**Task objective**
Copy all the records word for word, apart from any pictures.

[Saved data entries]
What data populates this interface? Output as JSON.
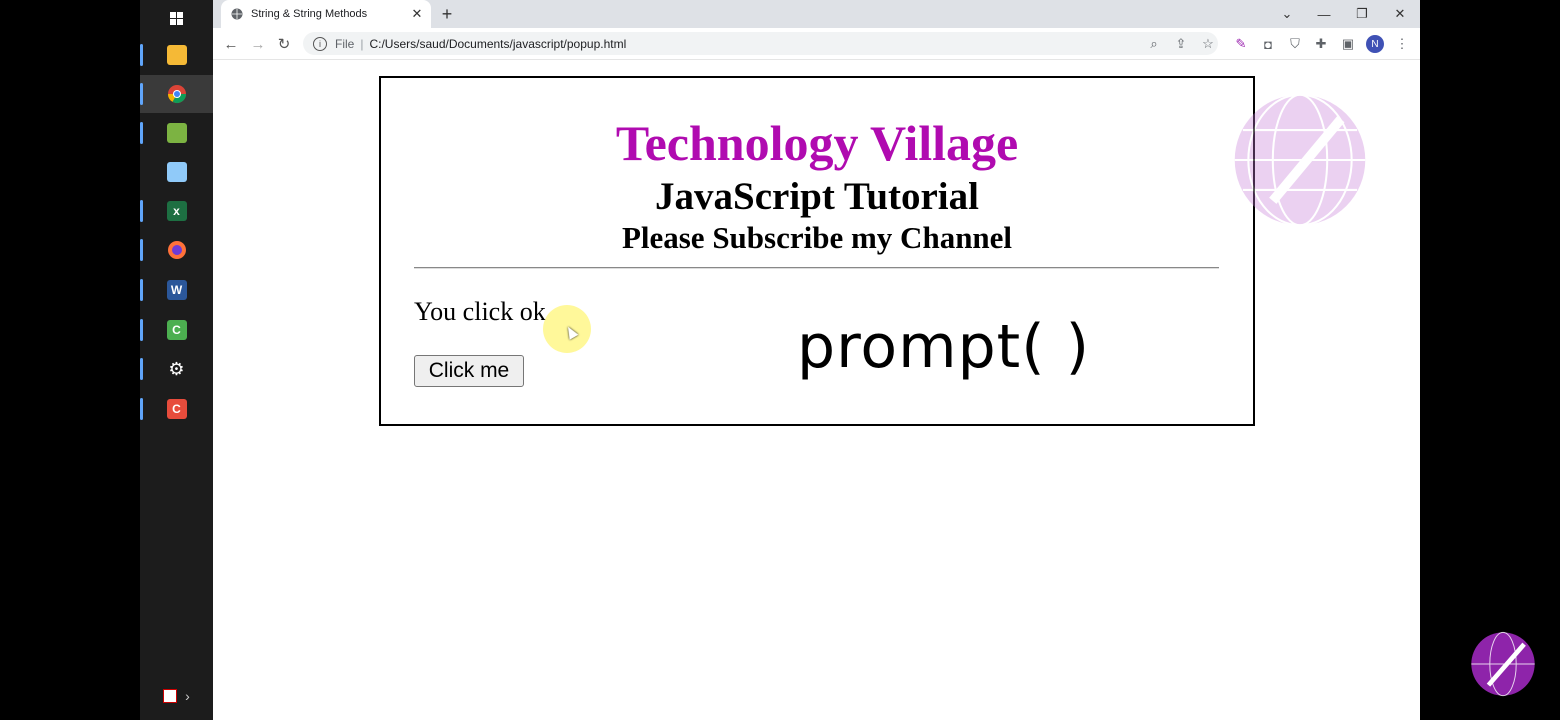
{
  "taskbar": {
    "items": [
      {
        "name": "windows-start",
        "icon": "windows-icon"
      },
      {
        "name": "file-explorer",
        "icon": "folder-icon"
      },
      {
        "name": "chrome",
        "icon": "chrome-icon"
      },
      {
        "name": "photos",
        "icon": "image-icon"
      },
      {
        "name": "notes",
        "icon": "notepad-icon"
      },
      {
        "name": "excel",
        "icon": "excel-icon",
        "letter": "x"
      },
      {
        "name": "firefox",
        "icon": "firefox-icon"
      },
      {
        "name": "word",
        "icon": "word-icon",
        "letter": "W"
      },
      {
        "name": "camtasia",
        "icon": "camtasia-icon",
        "letter": "C"
      },
      {
        "name": "settings",
        "icon": "gear-icon"
      },
      {
        "name": "recorder",
        "icon": "recorder-icon",
        "letter": "C"
      }
    ]
  },
  "browser": {
    "tab_title": "String & String Methods",
    "scheme_label": "File",
    "url": "C:/Users/saud/Documents/javascript/popup.html",
    "avatar_letter": "N"
  },
  "page": {
    "title": "Technology Village",
    "subtitle": "JavaScript Tutorial",
    "tagline": "Please Subscribe my Channel",
    "message": "You click ok",
    "button_label": "Click me",
    "overlay_text": "prompt( )"
  },
  "colors": {
    "title": "#b00bb0",
    "accent": "#60a5fa"
  }
}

**Your solution**
What data populates this interface? Output as JSON.
{
  "taskbar": {
    "items": [
      {
        "name": "windows-start",
        "icon": "windows-icon"
      },
      {
        "name": "file-explorer",
        "icon": "folder-icon"
      },
      {
        "name": "chrome",
        "icon": "chrome-icon"
      },
      {
        "name": "photos",
        "icon": "image-icon"
      },
      {
        "name": "notes",
        "icon": "notepad-icon"
      },
      {
        "name": "excel",
        "icon": "excel-icon",
        "letter": "x"
      },
      {
        "name": "firefox",
        "icon": "firefox-icon"
      },
      {
        "name": "word",
        "icon": "word-icon",
        "letter": "W"
      },
      {
        "name": "camtasia",
        "icon": "camtasia-icon",
        "letter": "C"
      },
      {
        "name": "settings",
        "icon": "gear-icon"
      },
      {
        "name": "recorder",
        "icon": "recorder-icon",
        "letter": "C"
      }
    ]
  },
  "browser": {
    "tab_title": "String & String Methods",
    "scheme_label": "File",
    "url": "C:/Users/saud/Documents/javascript/popup.html",
    "avatar_letter": "N"
  },
  "page": {
    "title": "Technology Village",
    "subtitle": "JavaScript Tutorial",
    "tagline": "Please Subscribe my Channel",
    "message": "You click ok",
    "button_label": "Click me",
    "overlay_text": "prompt( )"
  },
  "colors": {
    "title": "#b00bb0",
    "accent": "#60a5fa"
  }
}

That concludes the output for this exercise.